## Task instructions
Return each line below exactly as it reads, and omit any image in it.

## Dataset rows describing interfaces

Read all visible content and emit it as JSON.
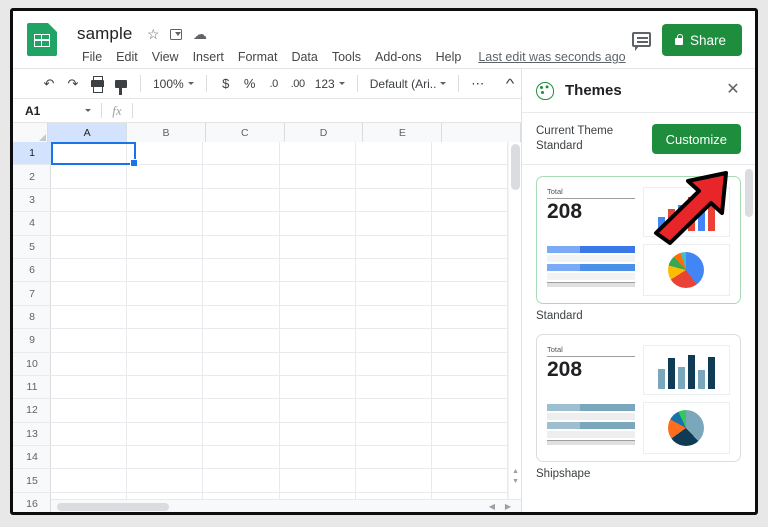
{
  "app": {
    "logo_icon": "sheets-logo-icon",
    "doc_title": "sample",
    "star_icon": "star-icon",
    "move_icon": "move-to-folder-icon",
    "cloud_icon": "cloud-saved-icon",
    "last_edit": "Last edit was seconds ago",
    "comment_icon": "comment-icon",
    "share_label": "Share",
    "share_lock_icon": "lock-icon",
    "accent_green": "#1e8e3e",
    "accent_blue": "#1a73e8"
  },
  "menubar": {
    "items": [
      {
        "label": "File"
      },
      {
        "label": "Edit"
      },
      {
        "label": "View"
      },
      {
        "label": "Insert"
      },
      {
        "label": "Format"
      },
      {
        "label": "Data"
      },
      {
        "label": "Tools"
      },
      {
        "label": "Add-ons"
      },
      {
        "label": "Help"
      }
    ]
  },
  "toolbar": {
    "undo_icon": "undo-icon",
    "redo_icon": "redo-icon",
    "print_icon": "print-icon",
    "paint_format_icon": "paint-format-icon",
    "zoom_value": "100%",
    "currency_label": "$",
    "percent_label": "%",
    "decrease_decimal_label": ".0",
    "increase_decimal_label": ".00",
    "number_format_label": "123",
    "font_name": "Default (Ari...",
    "more_label": "⋯",
    "collapse_icon": "chevron-up-icon"
  },
  "formula_bar": {
    "name_box_value": "A1",
    "fx_label": "fx",
    "formula_value": "",
    "formula_placeholder": ""
  },
  "grid": {
    "columns": [
      "A",
      "B",
      "C",
      "D",
      "E"
    ],
    "rows": [
      "1",
      "2",
      "3",
      "4",
      "5",
      "6",
      "7",
      "8",
      "9",
      "10",
      "11",
      "12",
      "13",
      "14",
      "15",
      "16"
    ],
    "selected_cell": "A1",
    "cells": []
  },
  "sidebar": {
    "title": "Themes",
    "palette_icon": "palette-icon",
    "close_icon": "close-icon",
    "current_theme_caption": "Current Theme",
    "current_theme_name": "Standard",
    "customize_label": "Customize",
    "themes": [
      {
        "name": "Standard",
        "selected": true,
        "kpi_label": "Total",
        "kpi_value": "208",
        "bar_colors": [
          "#4285f4",
          "#ea4335",
          "#4285f4",
          "#ea4335",
          "#4285f4",
          "#ea4335"
        ],
        "bar_heights": [
          14,
          22,
          26,
          34,
          23,
          33
        ],
        "table_colors": [
          "#7baaf7",
          "#3b78e7",
          "#f1f3f4",
          "#ffffff",
          "#7baaf7",
          "#4a90e8",
          "#f1f3f4",
          "#ffffff"
        ],
        "pie_colors": [
          "#4285f4",
          "#ea4335",
          "#fbbc04",
          "#34a853",
          "#ff6d01",
          "#46bdc6"
        ]
      },
      {
        "name": "Shipshape",
        "selected": false,
        "kpi_label": "Total",
        "kpi_value": "208",
        "bar_colors": [
          "#7ba7bc",
          "#0f3b54",
          "#7ba7bc",
          "#0f3b54",
          "#7ba7bc",
          "#0f3b54"
        ],
        "bar_heights": [
          20,
          31,
          22,
          34,
          19,
          32
        ],
        "table_colors": [
          "#9ebfd0",
          "#7ba7bc",
          "#eeeeee",
          "#ffffff",
          "#9ebfd0",
          "#7ba7bc",
          "#eeeeee",
          "#ffffff"
        ],
        "pie_colors": [
          "#7ba7bc",
          "#0f3b54",
          "#ff6d1f",
          "#1a73a8",
          "#34c759"
        ]
      }
    ]
  },
  "annotation": {
    "arrow_icon": "red-arrow-annotation",
    "arrow_color": "#e8262a",
    "arrow_outline": "#000000"
  }
}
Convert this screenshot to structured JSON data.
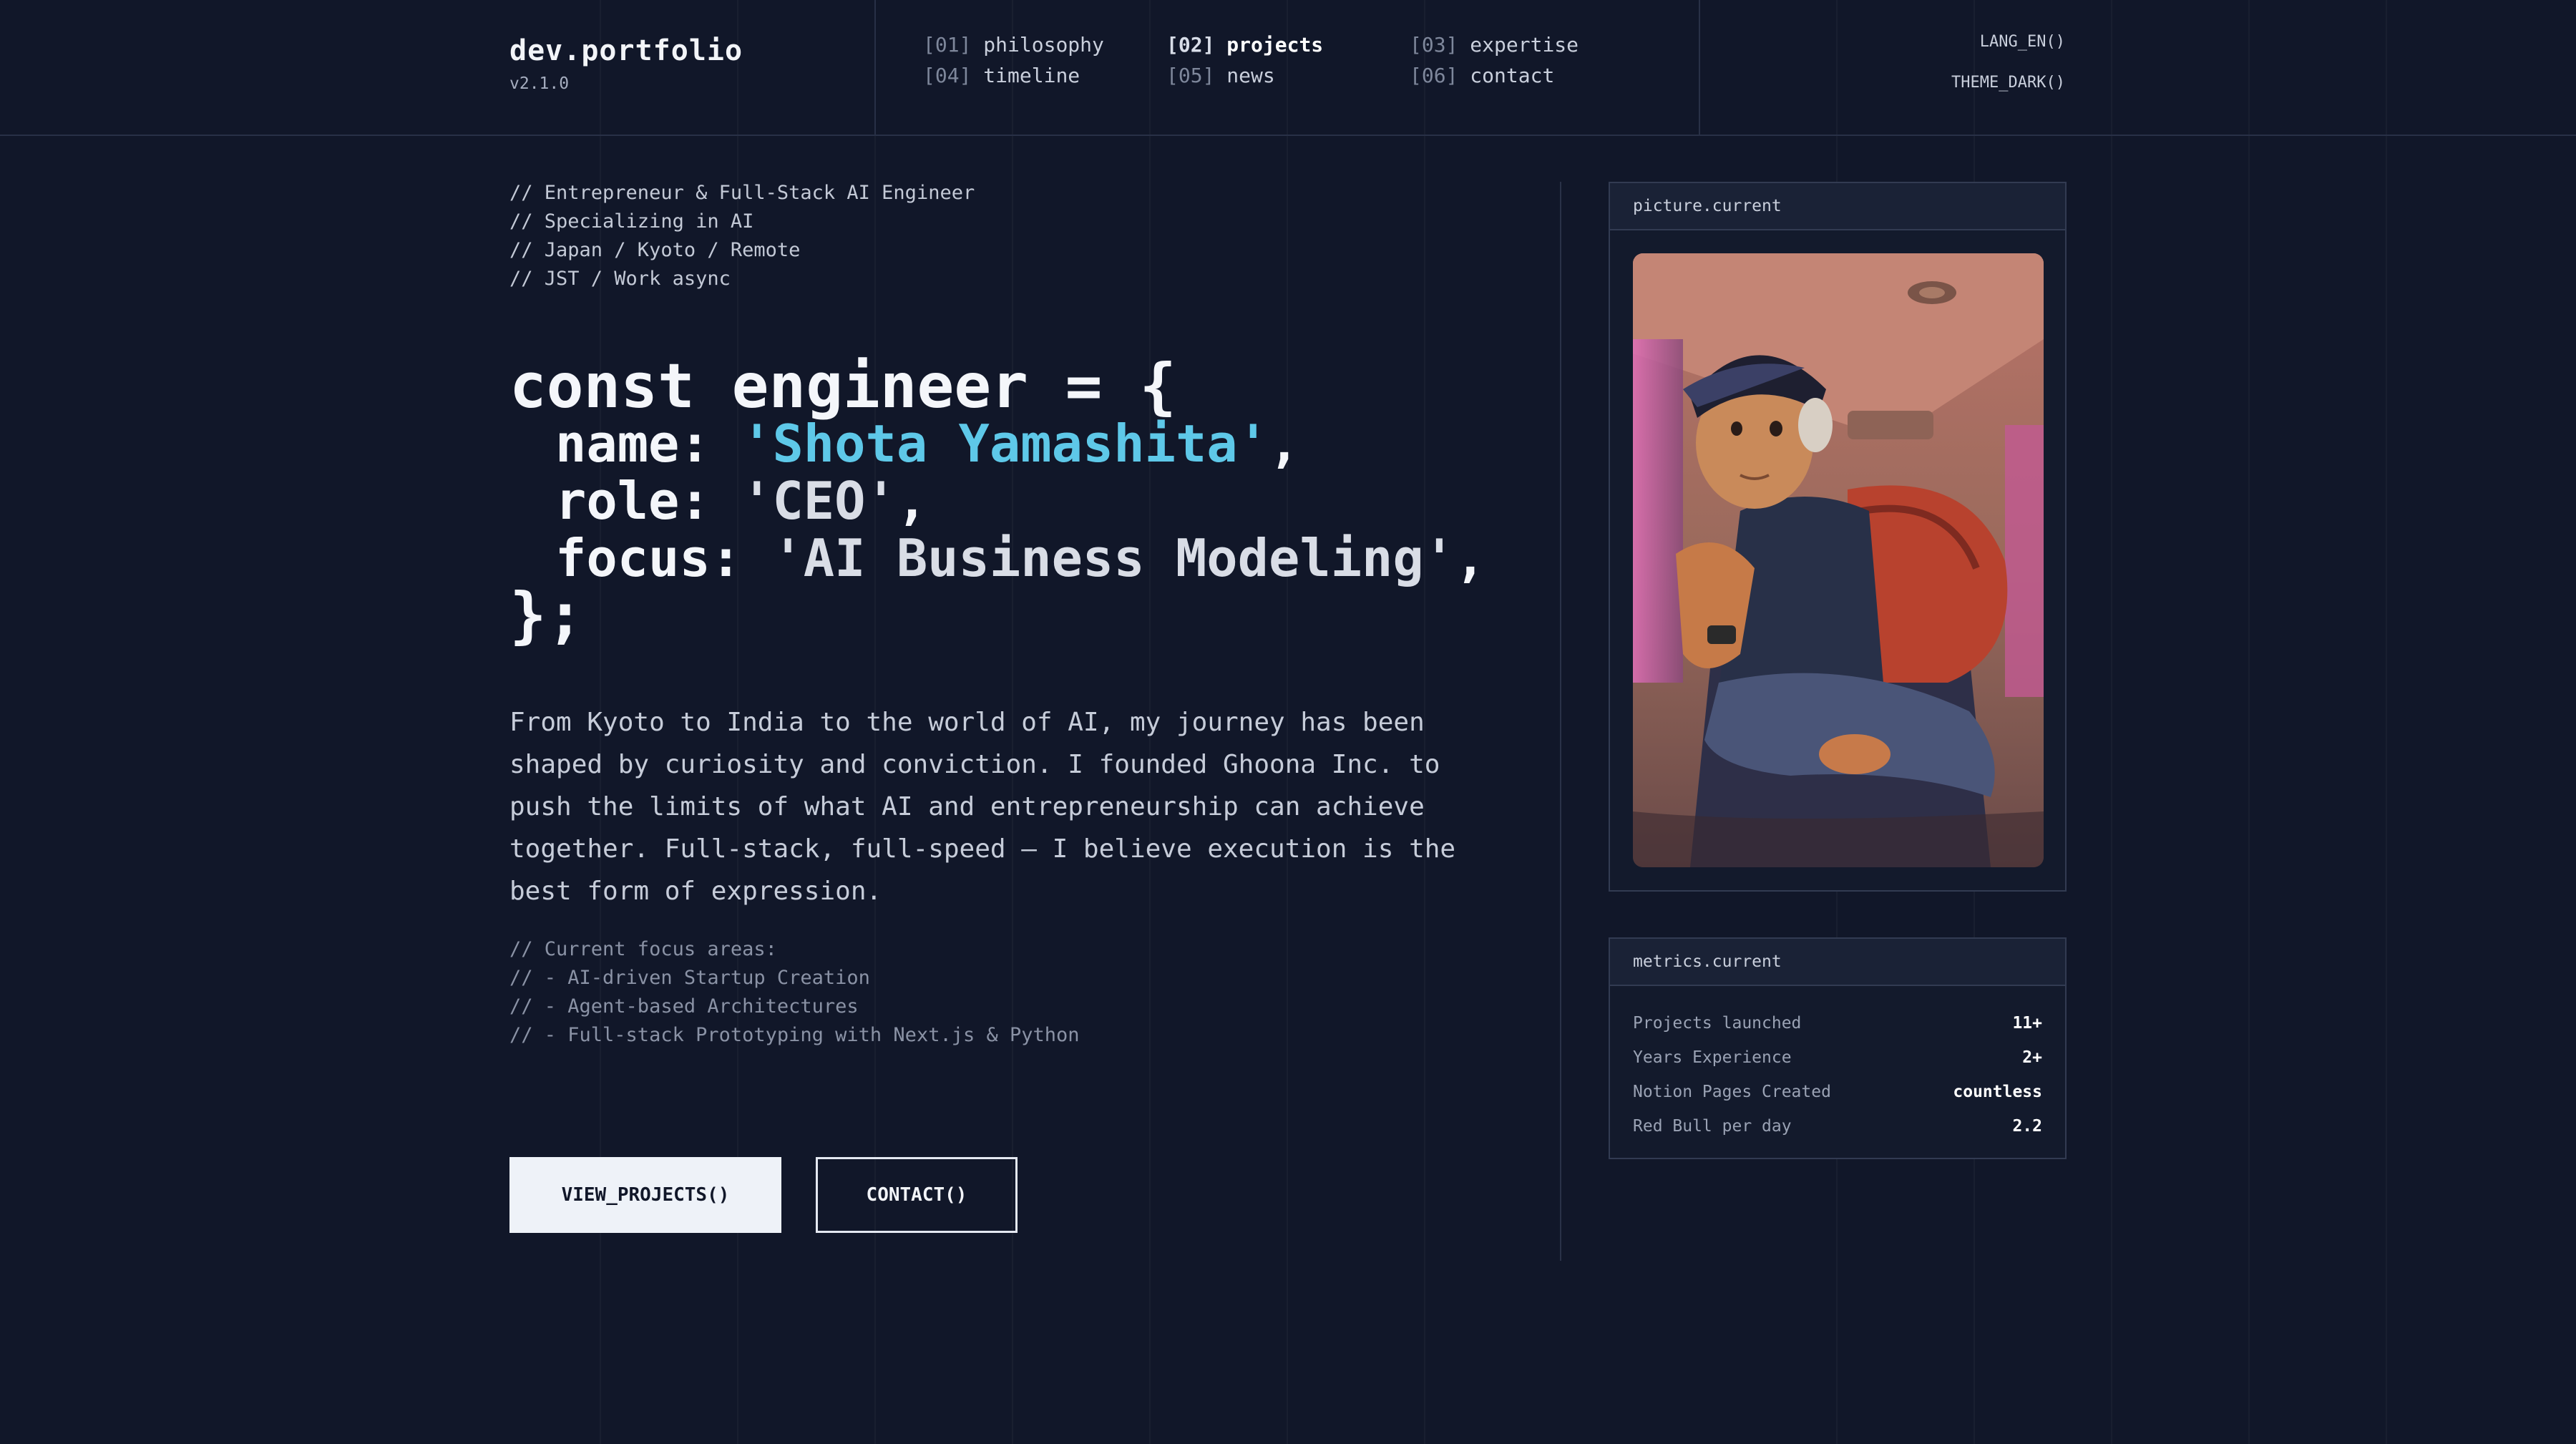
{
  "header": {
    "brand_title": "dev.portfolio",
    "brand_version": "v2.1.0",
    "nav": [
      {
        "num": "[01]",
        "label": "philosophy",
        "active": false
      },
      {
        "num": "[02]",
        "label": "projects",
        "active": true
      },
      {
        "num": "[03]",
        "label": "expertise",
        "active": false
      },
      {
        "num": "[04]",
        "label": "timeline",
        "active": false
      },
      {
        "num": "[05]",
        "label": "news",
        "active": false
      },
      {
        "num": "[06]",
        "label": "contact",
        "active": false
      }
    ],
    "lang_button": "LANG_EN()",
    "theme_button": "THEME_DARK()"
  },
  "intro": {
    "comments": [
      "// Entrepreneur & Full-Stack AI Engineer",
      "// Specializing in AI",
      "// Japan / Kyoto / Remote",
      "// JST / Work async"
    ]
  },
  "code": {
    "open": "const engineer = {",
    "name_key": "name: ",
    "name_value": "'Shota Yamashita'",
    "role_key": "role: ",
    "role_value": "'CEO'",
    "focus_key": "focus: ",
    "focus_value": "'AI Business Modeling'",
    "comma": ",",
    "close": "};"
  },
  "bio": "From Kyoto to India to the world of AI, my journey has been shaped by curiosity and conviction. I founded Ghoona Inc. to push the limits of what AI and entrepreneurship can achieve together. Full-stack, full-speed — I believe execution is the best form of expression.",
  "focus_areas": [
    "// Current focus areas:",
    "// - AI-driven Startup Creation",
    "// - Agent-based Architectures",
    "// - Full-stack Prototyping with Next.js & Python"
  ],
  "buttons": {
    "view_projects": "VIEW_PROJECTS()",
    "contact": "CONTACT()"
  },
  "picture_panel": {
    "title": "picture.current"
  },
  "metrics_panel": {
    "title": "metrics.current",
    "rows": [
      {
        "label": "Projects launched",
        "value": "11+"
      },
      {
        "label": "Years Experience",
        "value": "2+"
      },
      {
        "label": "Notion Pages Created",
        "value": "countless"
      },
      {
        "label": "Red Bull per day",
        "value": "2.2"
      }
    ]
  },
  "colors": {
    "background": "#111729",
    "accent_cyan": "#5ec8e8",
    "text": "#e4e8f1"
  }
}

## Expected output
Read all visible content and emit it as JSON.
{
  "app": {
    "logo_icon": "sheets-logo-icon",
    "doc_title": "sample",
    "star_icon": "star-icon",
    "move_icon": "move-to-folder-icon",
    "cloud_icon": "cloud-saved-icon",
    "last_edit": "Last edit was seconds ago",
    "comment_icon": "comment-icon",
    "share_label": "Share",
    "share_lock_icon": "lock-icon",
    "accent_green": "#1e8e3e",
    "accent_blue": "#1a73e8"
  },
  "menubar": {
    "items": [
      {
        "label": "File"
      },
      {
        "label": "Edit"
      },
      {
        "label": "View"
      },
      {
        "label": "Insert"
      },
      {
        "label": "Format"
      },
      {
        "label": "Data"
      },
      {
        "label": "Tools"
      },
      {
        "label": "Add-ons"
      },
      {
        "label": "Help"
      }
    ]
  },
  "toolbar": {
    "undo_icon": "undo-icon",
    "redo_icon": "redo-icon",
    "print_icon": "print-icon",
    "paint_format_icon": "paint-format-icon",
    "zoom_value": "100%",
    "currency_label": "$",
    "percent_label": "%",
    "decrease_decimal_label": ".0",
    "increase_decimal_label": ".00",
    "number_format_label": "123",
    "font_name": "Default (Ari...",
    "more_label": "⋯",
    "collapse_icon": "chevron-up-icon"
  },
  "formula_bar": {
    "name_box_value": "A1",
    "fx_label": "fx",
    "formula_value": "",
    "formula_placeholder": ""
  },
  "grid": {
    "columns": [
      "A",
      "B",
      "C",
      "D",
      "E"
    ],
    "rows": [
      "1",
      "2",
      "3",
      "4",
      "5",
      "6",
      "7",
      "8",
      "9",
      "10",
      "11",
      "12",
      "13",
      "14",
      "15",
      "16"
    ],
    "selected_cell": "A1",
    "cells": []
  },
  "sidebar": {
    "title": "Themes",
    "palette_icon": "palette-icon",
    "close_icon": "close-icon",
    "current_theme_caption": "Current Theme",
    "current_theme_name": "Standard",
    "customize_label": "Customize",
    "themes": [
      {
        "name": "Standard",
        "selected": true,
        "kpi_label": "Total",
        "kpi_value": "208",
        "bar_colors": [
          "#4285f4",
          "#ea4335",
          "#4285f4",
          "#ea4335",
          "#4285f4",
          "#ea4335"
        ],
        "bar_heights": [
          14,
          22,
          26,
          34,
          23,
          33
        ],
        "table_colors": [
          "#7baaf7",
          "#3b78e7",
          "#f1f3f4",
          "#ffffff",
          "#7baaf7",
          "#4a90e8",
          "#f1f3f4",
          "#ffffff"
        ],
        "pie_colors": [
          "#4285f4",
          "#ea4335",
          "#fbbc04",
          "#34a853",
          "#ff6d01",
          "#46bdc6"
        ]
      },
      {
        "name": "Shipshape",
        "selected": false,
        "kpi_label": "Total",
        "kpi_value": "208",
        "bar_colors": [
          "#7ba7bc",
          "#0f3b54",
          "#7ba7bc",
          "#0f3b54",
          "#7ba7bc",
          "#0f3b54"
        ],
        "bar_heights": [
          20,
          31,
          22,
          34,
          19,
          32
        ],
        "table_colors": [
          "#9ebfd0",
          "#7ba7bc",
          "#eeeeee",
          "#ffffff",
          "#9ebfd0",
          "#7ba7bc",
          "#eeeeee",
          "#ffffff"
        ],
        "pie_colors": [
          "#7ba7bc",
          "#0f3b54",
          "#ff6d1f",
          "#1a73a8",
          "#34c759"
        ]
      }
    ]
  },
  "annotation": {
    "arrow_icon": "red-arrow-annotation",
    "arrow_color": "#e8262a",
    "arrow_outline": "#000000"
  }
}
Convert this screenshot to structured JSON data.
{
  "header": {
    "brand_title": "dev.portfolio",
    "brand_version": "v2.1.0",
    "nav": [
      {
        "num": "[01]",
        "label": "philosophy",
        "active": false
      },
      {
        "num": "[02]",
        "label": "projects",
        "active": true
      },
      {
        "num": "[03]",
        "label": "expertise",
        "active": false
      },
      {
        "num": "[04]",
        "label": "timeline",
        "active": false
      },
      {
        "num": "[05]",
        "label": "news",
        "active": false
      },
      {
        "num": "[06]",
        "label": "contact",
        "active": false
      }
    ],
    "lang_button": "LANG_EN()",
    "theme_button": "THEME_DARK()"
  },
  "intro": {
    "comments": [
      "// Entrepreneur & Full-Stack AI Engineer",
      "// Specializing in AI",
      "// Japan / Kyoto / Remote",
      "// JST / Work async"
    ]
  },
  "code": {
    "open": "const engineer = {",
    "name_key": "name: ",
    "name_value": "'Shota Yamashita'",
    "role_key": "role: ",
    "role_value": "'CEO'",
    "focus_key": "focus: ",
    "focus_value": "'AI Business Modeling'",
    "comma": ",",
    "close": "};"
  },
  "bio": "From Kyoto to India to the world of AI, my journey has been shaped by curiosity and conviction. I founded Ghoona Inc. to push the limits of what AI and entrepreneurship can achieve together. Full-stack, full-speed — I believe execution is the best form of expression.",
  "focus_areas": [
    "// Current focus areas:",
    "// - AI-driven Startup Creation",
    "// - Agent-based Architectures",
    "// - Full-stack Prototyping with Next.js & Python"
  ],
  "buttons": {
    "view_projects": "VIEW_PROJECTS()",
    "contact": "CONTACT()"
  },
  "picture_panel": {
    "title": "picture.current"
  },
  "metrics_panel": {
    "title": "metrics.current",
    "rows": [
      {
        "label": "Projects launched",
        "value": "11+"
      },
      {
        "label": "Years Experience",
        "value": "2+"
      },
      {
        "label": "Notion Pages Created",
        "value": "countless"
      },
      {
        "label": "Red Bull per day",
        "value": "2.2"
      }
    ]
  },
  "colors": {
    "background": "#111729",
    "accent_cyan": "#5ec8e8",
    "text": "#e4e8f1"
  }
}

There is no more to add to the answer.